Besides being heretics, these men were also invariably schismatics. That was not only the case because heresy in the nature of the case is schismatic, inasmuch as it threatens the basis for the church’s unity, which is the truth. But these men were schismatics because they refused to submit to the decisions of the church, refused to recant their errors, stubbornly persisted in their false teachings, and led their followers out of the orthodox church. They were gifted and articulate men. They all had their supporters and sympathizers. But when their errors were condemned, they refused to recant. They are not all Husses and Luthers who refuse to recant. Some are “ensnared of the devil” and “taken captive by him at his will” (II Tim. 2:26). And where are they today? Not only outside of the orthodox church, but scattered to the four winds—under the judgment of God. An awful warning to schismatics in our day.

The heresies that are mentioned in this particular paragraph are of two sorts. Either they denied the union of the two natures of Christ in His one divine person, or they failed to do justice to the two distinct natures of Christ which, although united in the one divine person, nonetheless remained two distinct natures, the human nature and the divine nature.
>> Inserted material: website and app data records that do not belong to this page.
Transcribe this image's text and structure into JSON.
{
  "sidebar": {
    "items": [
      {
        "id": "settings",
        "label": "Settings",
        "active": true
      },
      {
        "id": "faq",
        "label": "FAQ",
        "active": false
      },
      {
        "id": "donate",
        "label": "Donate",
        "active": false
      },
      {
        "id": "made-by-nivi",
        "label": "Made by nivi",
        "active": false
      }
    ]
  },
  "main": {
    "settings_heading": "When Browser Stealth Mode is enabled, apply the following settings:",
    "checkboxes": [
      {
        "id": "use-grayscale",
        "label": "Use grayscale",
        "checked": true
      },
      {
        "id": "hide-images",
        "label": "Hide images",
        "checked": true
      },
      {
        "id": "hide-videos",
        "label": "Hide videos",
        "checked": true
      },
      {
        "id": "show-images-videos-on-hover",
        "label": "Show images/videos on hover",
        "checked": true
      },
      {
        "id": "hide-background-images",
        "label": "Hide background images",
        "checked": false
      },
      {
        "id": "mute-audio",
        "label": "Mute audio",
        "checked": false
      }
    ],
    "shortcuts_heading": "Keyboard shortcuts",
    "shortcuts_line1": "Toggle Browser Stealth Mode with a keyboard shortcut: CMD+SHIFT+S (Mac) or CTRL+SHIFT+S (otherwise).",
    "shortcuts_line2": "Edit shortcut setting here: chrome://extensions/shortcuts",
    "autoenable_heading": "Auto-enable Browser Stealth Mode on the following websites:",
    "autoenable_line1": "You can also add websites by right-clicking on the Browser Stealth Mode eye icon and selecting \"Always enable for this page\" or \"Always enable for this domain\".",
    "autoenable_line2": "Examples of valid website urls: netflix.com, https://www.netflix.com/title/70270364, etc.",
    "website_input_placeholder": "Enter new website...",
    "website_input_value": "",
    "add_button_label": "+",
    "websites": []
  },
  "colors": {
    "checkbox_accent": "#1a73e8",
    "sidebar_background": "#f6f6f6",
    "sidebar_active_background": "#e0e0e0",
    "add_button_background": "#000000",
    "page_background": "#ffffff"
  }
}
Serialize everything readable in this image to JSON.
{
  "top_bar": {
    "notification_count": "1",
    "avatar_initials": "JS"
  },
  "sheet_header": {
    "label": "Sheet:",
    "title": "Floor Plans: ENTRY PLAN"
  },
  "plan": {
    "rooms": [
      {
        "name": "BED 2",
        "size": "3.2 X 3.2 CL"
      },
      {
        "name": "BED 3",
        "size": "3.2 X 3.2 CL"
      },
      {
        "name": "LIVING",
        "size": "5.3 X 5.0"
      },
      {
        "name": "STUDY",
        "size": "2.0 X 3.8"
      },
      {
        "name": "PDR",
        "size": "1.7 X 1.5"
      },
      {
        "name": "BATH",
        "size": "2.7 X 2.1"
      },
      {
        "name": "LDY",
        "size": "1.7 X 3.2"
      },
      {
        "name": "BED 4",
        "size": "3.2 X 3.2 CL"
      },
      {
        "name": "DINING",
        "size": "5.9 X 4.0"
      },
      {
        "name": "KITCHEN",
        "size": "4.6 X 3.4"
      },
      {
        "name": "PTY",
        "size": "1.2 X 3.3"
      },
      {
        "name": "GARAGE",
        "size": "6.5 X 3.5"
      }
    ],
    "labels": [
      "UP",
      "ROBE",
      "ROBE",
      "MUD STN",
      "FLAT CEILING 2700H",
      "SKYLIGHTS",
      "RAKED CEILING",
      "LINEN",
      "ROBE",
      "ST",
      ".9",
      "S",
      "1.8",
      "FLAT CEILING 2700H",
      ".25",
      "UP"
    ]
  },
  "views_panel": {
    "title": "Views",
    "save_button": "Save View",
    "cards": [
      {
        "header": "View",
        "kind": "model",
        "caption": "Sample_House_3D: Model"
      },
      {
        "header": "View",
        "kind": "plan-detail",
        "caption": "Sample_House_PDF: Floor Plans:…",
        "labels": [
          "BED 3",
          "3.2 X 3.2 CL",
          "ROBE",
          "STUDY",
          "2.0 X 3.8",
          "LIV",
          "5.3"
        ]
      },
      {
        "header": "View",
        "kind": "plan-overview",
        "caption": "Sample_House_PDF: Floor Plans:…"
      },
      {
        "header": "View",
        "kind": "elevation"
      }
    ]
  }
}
Nestorius and his followers so separated the two natures that the end result was that Christ had two distinct persons. The “madness of Eutyches” that the SHC “execrates” is really the opposite of Nestorius. Eutychus had been an outspoken opponent of Nestorius, but his vehement condemnation of the teaching of Nestorius led him to an equally extreme although opposite view. He denied that Christ was “consubstantial” with us men. He taught that the human and the divine natures combined to form a new, composite nature. The Monothelites and Monophysites denied the distinction between the two natures, the former asserting that Christ had only one (mono-) will, while the latter taught that Christ had only one nature. Both errors “destroy the property of the human nature.”

Thus, with Bullinger, “we repeat: one true God and man,” whom we confess and whom we worship now in the church on earth, and one day with the church in glory.